**WORK ORDER:** The records that follow are to be reproduced verbatim.

**STUDY MATERIAL:**

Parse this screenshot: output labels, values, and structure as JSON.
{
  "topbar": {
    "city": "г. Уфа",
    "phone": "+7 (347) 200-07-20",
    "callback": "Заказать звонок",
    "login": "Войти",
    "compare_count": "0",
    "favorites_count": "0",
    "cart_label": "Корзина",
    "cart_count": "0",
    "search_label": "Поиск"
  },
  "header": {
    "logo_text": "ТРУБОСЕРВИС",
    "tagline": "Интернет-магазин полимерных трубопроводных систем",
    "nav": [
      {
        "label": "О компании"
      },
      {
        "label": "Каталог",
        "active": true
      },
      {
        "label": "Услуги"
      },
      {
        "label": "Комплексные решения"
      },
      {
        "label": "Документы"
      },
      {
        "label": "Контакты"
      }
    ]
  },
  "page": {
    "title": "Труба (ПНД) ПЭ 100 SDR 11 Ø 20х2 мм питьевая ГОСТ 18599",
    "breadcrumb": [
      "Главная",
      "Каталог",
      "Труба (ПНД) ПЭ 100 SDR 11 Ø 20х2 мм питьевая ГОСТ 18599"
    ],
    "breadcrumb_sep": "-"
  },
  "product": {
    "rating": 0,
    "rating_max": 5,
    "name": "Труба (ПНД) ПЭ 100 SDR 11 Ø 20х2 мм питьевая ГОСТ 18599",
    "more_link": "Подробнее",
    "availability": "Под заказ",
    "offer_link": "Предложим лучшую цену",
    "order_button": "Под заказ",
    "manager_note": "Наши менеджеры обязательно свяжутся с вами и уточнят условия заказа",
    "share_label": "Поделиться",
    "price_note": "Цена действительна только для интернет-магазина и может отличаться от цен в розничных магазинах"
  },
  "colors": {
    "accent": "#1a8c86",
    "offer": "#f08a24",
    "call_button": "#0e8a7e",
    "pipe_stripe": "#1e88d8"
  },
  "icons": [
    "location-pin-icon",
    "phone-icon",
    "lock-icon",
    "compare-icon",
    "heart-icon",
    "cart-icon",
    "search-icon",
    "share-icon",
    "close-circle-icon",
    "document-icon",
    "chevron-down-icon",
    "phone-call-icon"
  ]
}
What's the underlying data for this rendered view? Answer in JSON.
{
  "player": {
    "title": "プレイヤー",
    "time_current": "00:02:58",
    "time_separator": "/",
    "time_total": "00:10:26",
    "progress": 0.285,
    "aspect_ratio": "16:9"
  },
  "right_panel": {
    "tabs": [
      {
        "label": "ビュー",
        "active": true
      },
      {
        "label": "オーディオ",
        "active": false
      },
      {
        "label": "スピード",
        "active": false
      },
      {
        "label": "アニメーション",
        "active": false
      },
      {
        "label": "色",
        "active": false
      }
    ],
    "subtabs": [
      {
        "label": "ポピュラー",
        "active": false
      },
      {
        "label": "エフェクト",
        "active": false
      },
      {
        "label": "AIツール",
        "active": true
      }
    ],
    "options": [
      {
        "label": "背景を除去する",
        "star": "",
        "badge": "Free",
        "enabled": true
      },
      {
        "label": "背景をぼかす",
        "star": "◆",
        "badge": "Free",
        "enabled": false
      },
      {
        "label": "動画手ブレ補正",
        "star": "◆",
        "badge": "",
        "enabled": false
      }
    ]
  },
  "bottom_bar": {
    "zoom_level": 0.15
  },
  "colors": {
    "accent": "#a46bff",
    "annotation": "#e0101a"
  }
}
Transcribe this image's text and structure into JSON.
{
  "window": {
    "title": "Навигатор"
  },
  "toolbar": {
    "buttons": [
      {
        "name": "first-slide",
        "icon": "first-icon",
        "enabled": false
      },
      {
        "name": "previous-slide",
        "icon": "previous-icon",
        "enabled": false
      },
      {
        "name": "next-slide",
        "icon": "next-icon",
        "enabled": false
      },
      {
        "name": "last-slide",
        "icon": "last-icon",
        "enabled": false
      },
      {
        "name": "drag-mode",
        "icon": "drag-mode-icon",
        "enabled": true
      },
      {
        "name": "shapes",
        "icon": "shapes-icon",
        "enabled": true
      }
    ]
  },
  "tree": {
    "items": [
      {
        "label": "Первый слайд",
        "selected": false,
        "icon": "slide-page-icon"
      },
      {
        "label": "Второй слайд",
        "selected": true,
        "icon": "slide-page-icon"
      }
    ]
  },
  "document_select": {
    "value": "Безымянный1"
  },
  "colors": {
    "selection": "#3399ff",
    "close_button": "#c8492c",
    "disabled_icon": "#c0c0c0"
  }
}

**SOLVED PROBLEM:**
Parse this screenshot: output labels, values, and structure as JSON.
{
  "topbar": {
    "city": "г. Уфа",
    "phone": "+7 (347) 200-07-20",
    "callback": "Заказать звонок",
    "login": "Войти",
    "compare_count": "0",
    "favorites_count": "0",
    "cart_label": "Корзина",
    "cart_count": "0",
    "search_label": "Поиск"
  },
  "header": {
    "logo_text": "ТРУБОСЕРВИС",
    "tagline": "Интернет-магазин полимерных трубопроводных систем",
    "nav": [
      {
        "label": "О компании"
      },
      {
        "label": "Каталог",
        "active": true
      },
      {
        "label": "Услуги"
      },
      {
        "label": "Комплексные решения"
      },
      {
        "label": "Документы"
      },
      {
        "label": "Контакты"
      }
    ]
  },
  "page": {
    "title": "Труба (ПНД) ПЭ 100 SDR 11 Ø 20х2 мм питьевая ГОСТ 18599",
    "breadcrumb": [
      "Главная",
      "Каталог",
      "Труба (ПНД) ПЭ 100 SDR 11 Ø 20х2 мм питьевая ГОСТ 18599"
    ],
    "breadcrumb_sep": "-"
  },
  "product": {
    "rating": 0,
    "rating_max": 5,
    "name": "Труба (ПНД) ПЭ 100 SDR 11 Ø 20х2 мм питьевая ГОСТ 18599",
    "more_link": "Подробнее",
    "availability": "Под заказ",
    "offer_link": "Предложим лучшую цену",
    "order_button": "Под заказ",
    "manager_note": "Наши менеджеры обязательно свяжутся с вами и уточнят условия заказа",
    "share_label": "Поделиться",
    "price_note": "Цена действительна только для интернет-магазина и может отличаться от цен в розничных магазинах"
  },
  "colors": {
    "accent": "#1a8c86",
    "offer": "#f08a24",
    "call_button": "#0e8a7e",
    "pipe_stripe": "#1e88d8"
  },
  "icons": [
    "location-pin-icon",
    "phone-icon",
    "lock-icon",
    "compare-icon",
    "heart-icon",
    "cart-icon",
    "search-icon",
    "share-icon",
    "close-circle-icon",
    "document-icon",
    "chevron-down-icon",
    "phone-call-icon"
  ]
}
What's the underlying data for this rendered view? Answer in JSON.
{
  "player": {
    "title": "プレイヤー",
    "time_current": "00:02:58",
    "time_separator": "/",
    "time_total": "00:10:26",
    "progress": 0.285,
    "aspect_ratio": "16:9"
  },
  "right_panel": {
    "tabs": [
      {
        "label": "ビュー",
        "active": true
      },
      {
        "label": "オーディオ",
        "active": false
      },
      {
        "label": "スピード",
        "active": false
      },
      {
        "label": "アニメーション",
        "active": false
      },
      {
        "label": "色",
        "active": false
      }
    ],
    "subtabs": [
      {
        "label": "ポピュラー",
        "active": false
      },
      {
        "label": "エフェクト",
        "active": false
      },
      {
        "label": "AIツール",
        "active": true
      }
    ],
    "options": [
      {
        "label": "背景を除去する",
        "star": "",
        "badge": "Free",
        "enabled": true
      },
      {
        "label": "背景をぼかす",
        "star": "◆",
        "badge": "Free",
        "enabled": false
      },
      {
        "label": "動画手ブレ補正",
        "star": "◆",
        "badge": "",
        "enabled": false
      }
    ]
  },
  "bottom_bar": {
    "zoom_level": 0.15
  },
  "colors": {
    "accent": "#a46bff",
    "annotation": "#e0101a"
  }
}
Transcribe this image's text and structure into JSON.
{
  "window": {
    "title": "Навигатор"
  },
  "toolbar": {
    "buttons": [
      {
        "name": "first-slide",
        "icon": "first-icon",
        "enabled": false
      },
      {
        "name": "previous-slide",
        "icon": "previous-icon",
        "enabled": false
      },
      {
        "name": "next-slide",
        "icon": "next-icon",
        "enabled": false
      },
      {
        "name": "last-slide",
        "icon": "last-icon",
        "enabled": false
      },
      {
        "name": "drag-mode",
        "icon": "drag-mode-icon",
        "enabled": true
      },
      {
        "name": "shapes",
        "icon": "shapes-icon",
        "enabled": true
      }
    ]
  },
  "tree": {
    "items": [
      {
        "label": "Первый слайд",
        "selected": false,
        "icon": "slide-page-icon"
      },
      {
        "label": "Второй слайд",
        "selected": true,
        "icon": "slide-page-icon"
      }
    ]
  },
  "document_select": {
    "value": "Безымянный1"
  },
  "colors": {
    "selection": "#3399ff",
    "close_button": "#c8492c",
    "disabled_icon": "#c0c0c0"
  }
}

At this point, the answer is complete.